Optics Considerations

You can order the XD-S OSP in two configurations: with Crimson Trace CTS-1500 red dot pre-installed or without. The basic version comes with a slide cut and cover plate, so it’s ready to go with the optic of your choice. The Shield Sights RMSc fits right on sans adapter plate as the XD-S optics footprint is Hellcat-compatible. With the Shield, there’s also a rear sight channel so the standard irons co-witness through the glass.

The model I’ve been testing features the Crimson Trace CTS-1500 red dot factory installed. Like the Shield RMSc, it features a groove so you can use the standard white dot front and “U-notch” rear sight through the bottom of the optic. The red dot sight itself did its job, with one glaring exception. I stumbled upon an issue warranting additional investigation when shooting late one afternoon. The sun was high behind my target area, and I found the glare on the lens showed me a strange effect. Rather than seeing my target, I had a nice view of the internal projection system.
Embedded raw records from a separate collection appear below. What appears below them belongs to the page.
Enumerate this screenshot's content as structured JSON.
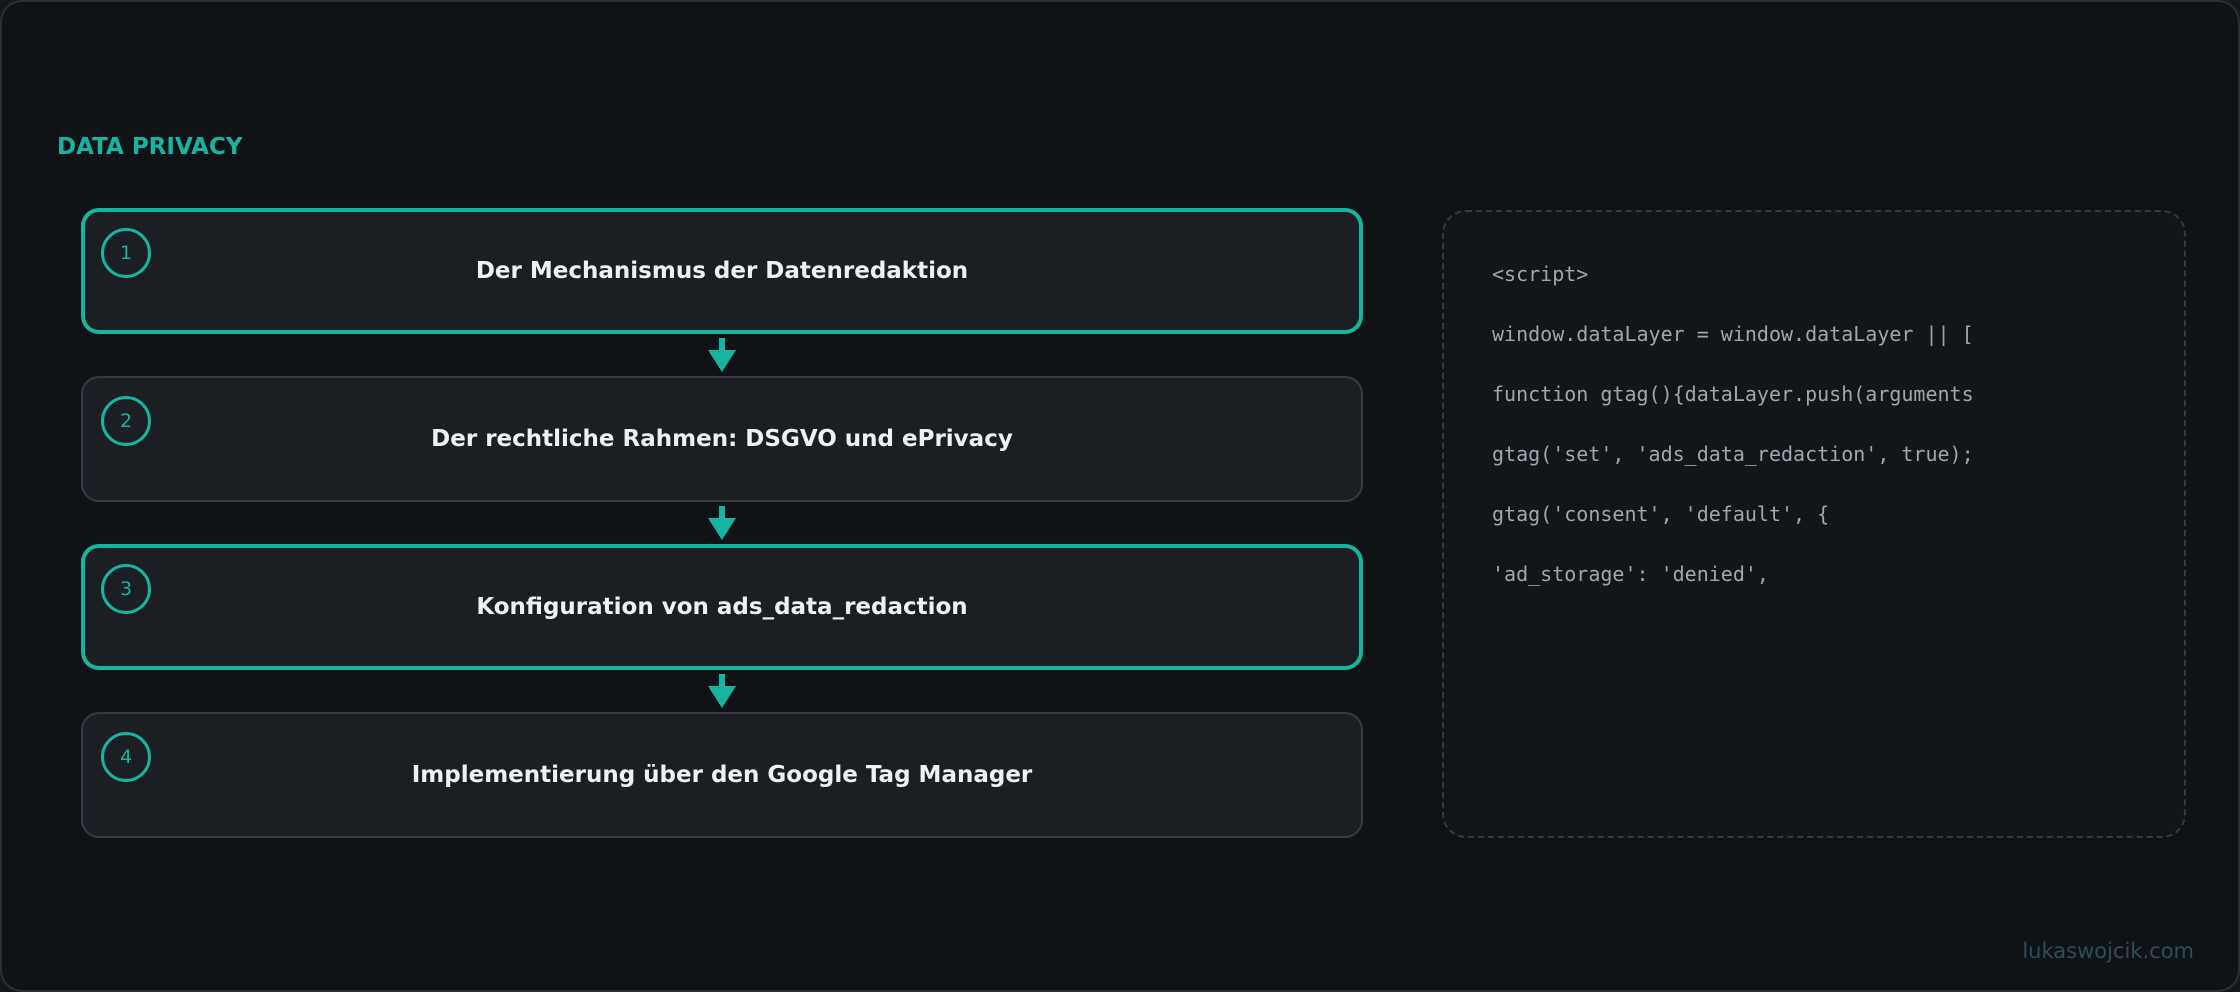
{
  "section_label": "DATA PRIVACY",
  "accent_color": "#19b3a1",
  "steps": [
    {
      "number": "1",
      "title": "Der Mechanismus der Datenredaktion",
      "highlighted": true
    },
    {
      "number": "2",
      "title": "Der rechtliche Rahmen: DSGVO und ePrivacy",
      "highlighted": false
    },
    {
      "number": "3",
      "title": "Konfiguration von ads_data_redaction",
      "highlighted": true
    },
    {
      "number": "4",
      "title": "Implementierung über den Google Tag Manager",
      "highlighted": false
    }
  ],
  "connector_icon": "arrow-down-icon",
  "code_lines": [
    "<script>",
    "window.dataLayer = window.dataLayer || [",
    "function gtag(){dataLayer.push(arguments",
    "gtag('set', 'ads_data_redaction', true);",
    "gtag('consent', 'default', {",
    "'ad_storage': 'denied',"
  ],
  "watermark": "lukaswojcik.com"
}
I had a couple of other pistols handy with different optics and I had no similar troubles, so I can only guess it was caused by either a lack of lens coatings or a coating treatment that didn’t adequately reflect glare.

Until I learn more, I might consider the CTS-1500 configuration for range use but choose the optics-ready model with my choice of red dot for carry. Chalk this up to one of those differences between less and more expensive optics.

Tom’s original XD-S (left) is still in the regular carry rotation thanks to its mix of thin
design and controllability. The OSP has

Closing Arguments

I love this little pistol. Yes, I can get more capacity with a Hellcat (also a favorite in my book) but for aforementioned reasons, I do embrace the single stack tradeoffs and size differences. I’ve already notified Springfield Armory that I’d like to buy this one — it’s an investment well worth the money.

Subscribe To American Handgunner

Purchase A PDF Download Of The American Handgunner May/June 2021 Issue Now!